Community Research and Development Information Service - CORDIS



Project ID: 331800
Funded under: FP7-PEOPLE
Country: Spain

External stimuli and their effect on brain activity

Neuroscientists have used classical electroencephalography (EEG) to register electrical activity in the brain and functional magnetic resonance imaging (fMRI) to look into the brain and detect where this activity occurs. With this information researchers were able to use computer models to investigate the communication pathways between distant regions of the brain.
External stimuli and their effect on brain activity
Studies of communication networks can help to increase our understanding of how the brain works. It has been discovered that regions of the brain are compartmentalised into modules, regions of densely interconnected groups, which are less connected with other regions in other groups. This division helps in segregating these parts of the brain with a specialised function, but does not explain where information from various senses is combined and integrated.

The presence of highly connected regions of the brain, known as hubs, may be the missing piece in the puzzle. These hubs, which span their connections across different specialised modules, could "listen" to the information from different sensory modalities and share it with the other hubs. The implications of this were investigated by the EU-funded INTERACTIONS (Investigation of the interaction between external stimulation and ongoing brain activity in cortical networks: analysis, modeling and empirical corroboration) project.

Researchers investigated the structural connectivity of the brains of cats, macaque monkeys and humans to develop dynamical models that simulate their activity. The results were compared with empirical observations of the human brain’s dynamics using fMRI data. It was found that the class of hierarchical structures to which the brain belong, in which both modular organization and hubs are combined, are the best structures for hosting complex dynamical processes in comparison with other hierarchical structures. In other words, a randomly connected brain would be unable to categorise the external information it receives, while a brain formed by perfect modules could not "make sense" of that information.

INTERACTIONS also set out to discover what kind of dynamical system the brain is. Researchers therefore investigated fMRI of healthy subjects at rest to determine if the brain's dynamical activity randomly wanders exploring the vast amount of states it can access, or if it limits itself to a finite set of states.
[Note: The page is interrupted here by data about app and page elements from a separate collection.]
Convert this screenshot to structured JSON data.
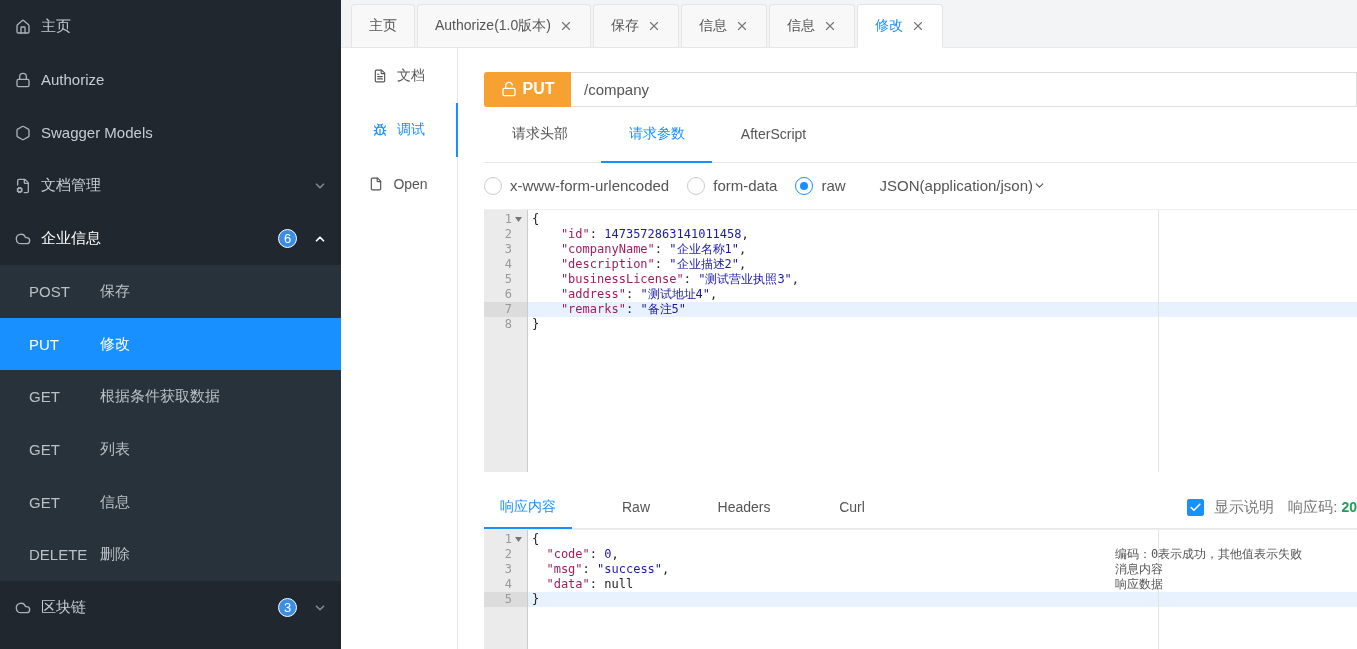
{
  "sidebar": {
    "items": [
      {
        "label": "主页"
      },
      {
        "label": "Authorize"
      },
      {
        "label": "Swagger Models"
      },
      {
        "label": "文档管理",
        "expanded": false
      },
      {
        "label": "企业信息",
        "badge": "6",
        "expanded": true,
        "children": [
          {
            "method": "POST",
            "name": "保存",
            "selected": false
          },
          {
            "method": "PUT",
            "name": "修改",
            "selected": true
          },
          {
            "method": "GET",
            "name": "根据条件获取数据",
            "selected": false
          },
          {
            "method": "GET",
            "name": "列表",
            "selected": false
          },
          {
            "method": "GET",
            "name": "信息",
            "selected": false
          },
          {
            "method": "DELETE",
            "name": "删除",
            "selected": false
          }
        ]
      },
      {
        "label": "区块链",
        "badge": "3",
        "expanded": false
      }
    ]
  },
  "tabs": [
    {
      "label": "主页",
      "closable": false,
      "selected": false
    },
    {
      "label": "Authorize(1.0版本)",
      "closable": true,
      "selected": false
    },
    {
      "label": "保存",
      "closable": true,
      "selected": false
    },
    {
      "label": "信息",
      "closable": true,
      "selected": false
    },
    {
      "label": "信息",
      "closable": true,
      "selected": false
    },
    {
      "label": "修改",
      "closable": true,
      "selected": true
    }
  ],
  "doc_nav": [
    {
      "label": "文档",
      "selected": false
    },
    {
      "label": "调试",
      "selected": true
    },
    {
      "label": "Open",
      "selected": false
    }
  ],
  "request": {
    "method": "PUT",
    "path": "/company"
  },
  "param_tabs": [
    {
      "label": "请求头部",
      "selected": false
    },
    {
      "label": "请求参数",
      "selected": true
    },
    {
      "label": "AfterScript",
      "selected": false
    }
  ],
  "body_types": [
    {
      "label": "x-www-form-urlencoded",
      "selected": false
    },
    {
      "label": "form-data",
      "selected": false
    },
    {
      "label": "raw",
      "selected": true
    }
  ],
  "content_type": "JSON(application/json)",
  "request_editor": {
    "lines": [
      {
        "number": "1",
        "fold": true,
        "active": false,
        "parts": [
          {
            "kind": "punct",
            "text": "{"
          }
        ]
      },
      {
        "number": "2",
        "fold": false,
        "active": false,
        "parts": [
          {
            "kind": "key",
            "text": "    \"id\""
          },
          {
            "kind": "punct",
            "text": ": "
          },
          {
            "kind": "number",
            "text": "1473572863141011458"
          },
          {
            "kind": "punct",
            "text": ","
          }
        ]
      },
      {
        "number": "3",
        "fold": false,
        "active": false,
        "parts": [
          {
            "kind": "key",
            "text": "    \"companyName\""
          },
          {
            "kind": "punct",
            "text": ": "
          },
          {
            "kind": "string",
            "text": "\"企业名称1\""
          },
          {
            "kind": "punct",
            "text": ","
          }
        ]
      },
      {
        "number": "4",
        "fold": false,
        "active": false,
        "parts": [
          {
            "kind": "key",
            "text": "    \"description\""
          },
          {
            "kind": "punct",
            "text": ": "
          },
          {
            "kind": "string",
            "text": "\"企业描述2\""
          },
          {
            "kind": "punct",
            "text": ","
          }
        ]
      },
      {
        "number": "5",
        "fold": false,
        "active": false,
        "parts": [
          {
            "kind": "key",
            "text": "    \"businessLicense\""
          },
          {
            "kind": "punct",
            "text": ": "
          },
          {
            "kind": "string",
            "text": "\"测试营业执照3\""
          },
          {
            "kind": "punct",
            "text": ","
          }
        ]
      },
      {
        "number": "6",
        "fold": false,
        "active": false,
        "parts": [
          {
            "kind": "key",
            "text": "    \"address\""
          },
          {
            "kind": "punct",
            "text": ": "
          },
          {
            "kind": "string",
            "text": "\"测试地址4\""
          },
          {
            "kind": "punct",
            "text": ","
          }
        ]
      },
      {
        "number": "7",
        "fold": false,
        "active": true,
        "parts": [
          {
            "kind": "key",
            "text": "    \"remarks\""
          },
          {
            "kind": "punct",
            "text": ": "
          },
          {
            "kind": "string",
            "text": "\"备注5\""
          }
        ]
      },
      {
        "number": "8",
        "fold": false,
        "active": false,
        "parts": [
          {
            "kind": "punct",
            "text": "}"
          }
        ]
      }
    ]
  },
  "response_tabs": [
    {
      "label": "响应内容",
      "selected": true
    },
    {
      "label": "Raw",
      "selected": false
    },
    {
      "label": "Headers",
      "selected": false
    },
    {
      "label": "Curl",
      "selected": false
    }
  ],
  "show_notes": {
    "label": "显示说明",
    "checked": true
  },
  "status": {
    "label": "响应码:",
    "value": "20"
  },
  "response_editor": {
    "lines": [
      {
        "number": "1",
        "fold": true,
        "active": false,
        "parts": [
          {
            "kind": "punct",
            "text": "{"
          }
        ]
      },
      {
        "number": "2",
        "fold": false,
        "active": false,
        "note": "编码：0表示成功，其他值表示失败",
        "parts": [
          {
            "kind": "key",
            "text": "  \"code\""
          },
          {
            "kind": "punct",
            "text": ": "
          },
          {
            "kind": "number",
            "text": "0"
          },
          {
            "kind": "punct",
            "text": ","
          }
        ]
      },
      {
        "number": "3",
        "fold": false,
        "active": false,
        "note": "消息内容",
        "parts": [
          {
            "kind": "key",
            "text": "  \"msg\""
          },
          {
            "kind": "punct",
            "text": ": "
          },
          {
            "kind": "string",
            "text": "\"success\""
          },
          {
            "kind": "punct",
            "text": ","
          }
        ]
      },
      {
        "number": "4",
        "fold": false,
        "active": false,
        "note": "响应数据",
        "parts": [
          {
            "kind": "key",
            "text": "  \"data\""
          },
          {
            "kind": "punct",
            "text": ": "
          },
          {
            "kind": "plain",
            "text": "null"
          }
        ]
      },
      {
        "number": "5",
        "fold": false,
        "active": true,
        "parts": [
          {
            "kind": "punct",
            "text": "}"
          }
        ]
      }
    ]
  }
}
The latter case is detectable if the system returns over time to states it has already visited before.

Results indicated that the brain dynamics are partially recurrent favouring a rich but finite set of states despite the almost infinite number of possible states it could set itself into. This robust, yet flexible dynamical behaviour, is supported by the underlying physical network of connections which is hierarchically organised into modules of specialised brain regions interconnected via hub regions.

INTERACTIONS developed computational tools to analyse complex networks. The project’s results will deepen our understanding about the organisation of the brain, its dynamical behaviour and how models are created to reproduce its activity.

Related information


Electroencephalography, brain, functional magnetic resonance imaging, communication pathways, multisensory integration, hierarchical networks, hubs
Record Number: 181046 / Last updated on: 2016-04-15
Domain: Biology, Medicine